A project that could take thousands of trucks off inner-west streets has been left languishing while the state government pursues its privatisation of Melbourne’s port.

The $58 million Port Rail Shuttle proposes shifting freight between Swanson Dock and three inland container terminals, and has been in the pipeline since 2007.

The freight rail shuttle could take an estimated 3500 trucks each day off city roads.

Despite already accepting $38 million in federal government funds and allocating $20 million from its own 2014-15 budget for the shuttle, the state government has effectively abandoned the project while it tries to privatise the Port of Melbourne.

Western suburbs Greens MP Colleen Hartland has slammed both current and previous governments over the delay.

“The Labor government has a cheap and quick solution to remove more than half the trucks from our local streets, and they have dumped it,” she said.

Ms Hartland last week told Parliament the people of Yarraville and Footscray put up with pollution, noise and road safety risks from thousands of port-bound container trucks on a daily basis.

“It’s an absolute outrage that the Labor government is willing to consider making motorists and governments pay $5.5 billion for the Western Distributor proposal, when there is a far more affordable and effective solution available.”

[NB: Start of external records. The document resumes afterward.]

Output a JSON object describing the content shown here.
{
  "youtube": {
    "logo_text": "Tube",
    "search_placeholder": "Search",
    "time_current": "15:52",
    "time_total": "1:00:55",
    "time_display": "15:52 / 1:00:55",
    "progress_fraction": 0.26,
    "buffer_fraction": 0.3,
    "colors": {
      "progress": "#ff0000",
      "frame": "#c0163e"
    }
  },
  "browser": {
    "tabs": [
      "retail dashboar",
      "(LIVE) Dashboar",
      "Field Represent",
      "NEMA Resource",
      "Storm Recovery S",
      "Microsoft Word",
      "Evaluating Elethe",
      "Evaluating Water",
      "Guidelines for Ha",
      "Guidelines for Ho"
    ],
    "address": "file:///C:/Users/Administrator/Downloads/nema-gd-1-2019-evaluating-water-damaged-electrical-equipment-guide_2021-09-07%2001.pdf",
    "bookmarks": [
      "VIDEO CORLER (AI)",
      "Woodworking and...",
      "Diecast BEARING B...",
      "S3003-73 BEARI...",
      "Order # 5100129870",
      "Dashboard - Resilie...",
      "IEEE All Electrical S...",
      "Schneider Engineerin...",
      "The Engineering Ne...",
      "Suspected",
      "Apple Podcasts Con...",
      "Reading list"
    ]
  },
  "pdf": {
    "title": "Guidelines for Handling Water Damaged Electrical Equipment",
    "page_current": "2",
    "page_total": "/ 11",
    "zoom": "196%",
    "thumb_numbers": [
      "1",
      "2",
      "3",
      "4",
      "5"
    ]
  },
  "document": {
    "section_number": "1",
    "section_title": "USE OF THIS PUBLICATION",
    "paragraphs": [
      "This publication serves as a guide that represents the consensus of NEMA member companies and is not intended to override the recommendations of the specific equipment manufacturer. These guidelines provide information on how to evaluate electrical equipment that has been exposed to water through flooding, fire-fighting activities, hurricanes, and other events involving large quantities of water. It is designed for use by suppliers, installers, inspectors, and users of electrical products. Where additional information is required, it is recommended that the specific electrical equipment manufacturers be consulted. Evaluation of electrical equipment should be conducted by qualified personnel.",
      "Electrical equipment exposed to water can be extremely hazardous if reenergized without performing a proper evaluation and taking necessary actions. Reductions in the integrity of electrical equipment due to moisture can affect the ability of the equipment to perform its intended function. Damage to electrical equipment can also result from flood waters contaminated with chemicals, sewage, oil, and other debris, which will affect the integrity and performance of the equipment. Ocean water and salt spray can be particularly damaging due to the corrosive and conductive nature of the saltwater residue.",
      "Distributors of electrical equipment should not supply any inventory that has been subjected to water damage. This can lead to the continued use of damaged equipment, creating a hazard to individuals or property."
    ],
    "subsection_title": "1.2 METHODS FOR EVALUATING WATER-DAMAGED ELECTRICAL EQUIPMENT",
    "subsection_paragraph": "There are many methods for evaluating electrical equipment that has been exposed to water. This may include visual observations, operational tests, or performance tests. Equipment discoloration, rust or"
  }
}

A spokesman for Roads and Ports Minister Luke Donnellan said the government still supported a freight rail proposal at the port.

“The Port Rail Shuttle is one concept that may lead to improved rail modal share at the Port of Melbourne, but there are a range of other potential initiatives,” he said.

“The government will pursue these in conjunction with the Port of Melbourne lease transaction.”

The successful bidder would be required to protect rail corridors inside the port and consider rail options during its lease term.

Victoria University logistics expert Hermione Parsons warns port privatisation could leave taxpayers facing an expensive compensation bill.

Ms Parsons on Monday told Victoria University’s Port Privatisation in Australia forum that container capacity at the Port of Melbourne would be reached in the next 20 years.

“Currently, the privatisation proposal exposes Victorians to a massive compensation payout if a second container port is developed in the next 50 years,” Ms Parsons said.

Public hearings into the proposed lease of the Port of Melbourne began yesterday and continue today.